- $\Img X = \set {0, 1, \ldots, n}$

- $\map \Pr {X = k} = \dbinom n k p^k \paren {1 - p}^{n - k}$

where $0 \le p \le 1$.

Note that this distribution gives rise to a probability mass function satisfying $\map \Pr \Omega = 1$, because:

- $\ds \sum_{k \mathop \in \Z} \dbinom n k p^k \paren {1 - p}^{n - k} = \paren {p + \paren {1 - p} }^n = 1$

This is apparent from the Binomial Theorem.

It is written:

- $X \sim \Binomial n p$

## Also defined as

Some sources insist that $0 < p < 1$, but it can be useful in certain circumstances to include the condition when the outcome is certainty.

## Also see

- Results about
**the Binomial distribution**can be found here.

## Technical Note

The $\LaTeX$ code for \(\Binomial {n} {p}\) is `\Binomial {n} {p}`

.

When the arguments are single characters, it is usual to omit the braces:

`\Binomial n p`

## Sources
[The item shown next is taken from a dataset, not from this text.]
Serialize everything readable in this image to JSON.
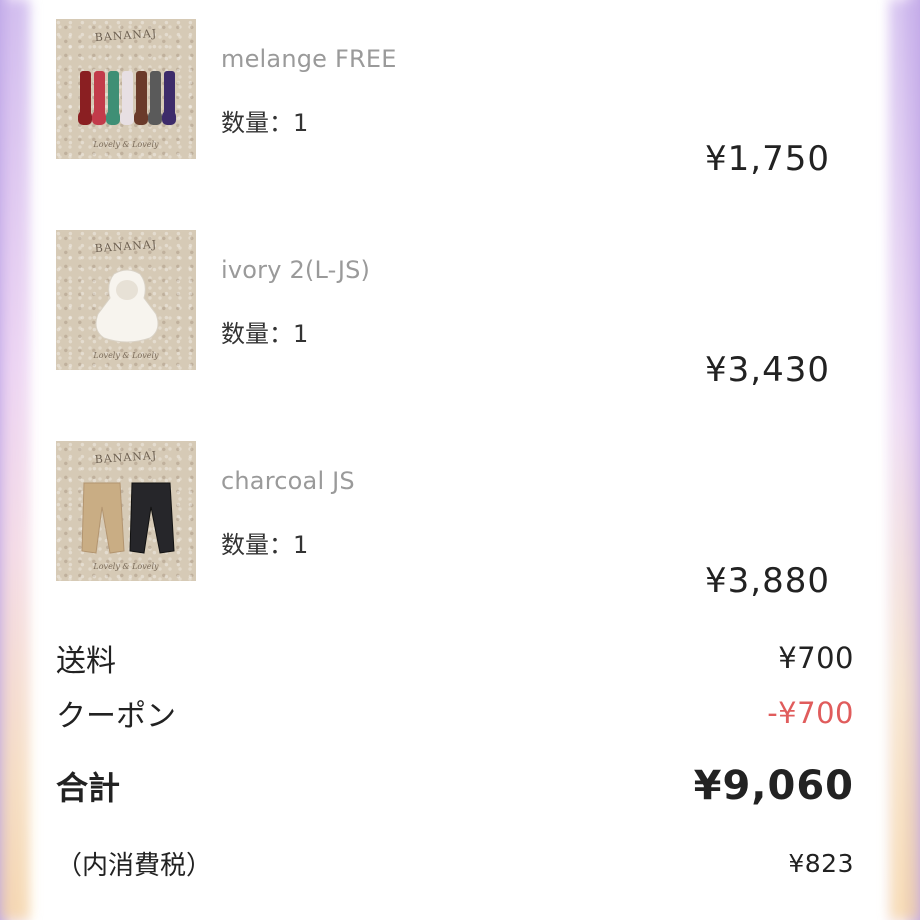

- 1986: Geoffrey Grimmett and Dominic Welsh:
*Probability: An Introduction*... (previous) ... (next): $\S 2.2$: Examples: $(7)$ - 1989: Ephraim J. Borowski and Jonathan M. Borwein:
*Dictionary of Mathematics*... (previous) ... (next): Entry:**binomial distribution**

- 1968: Murray R. Spiegel:
*Mathematical Handbook of Formulas and Tables*... (previous) ... (next): $\S 39$: Probability Distributions: Binomial Distribution: $39.1$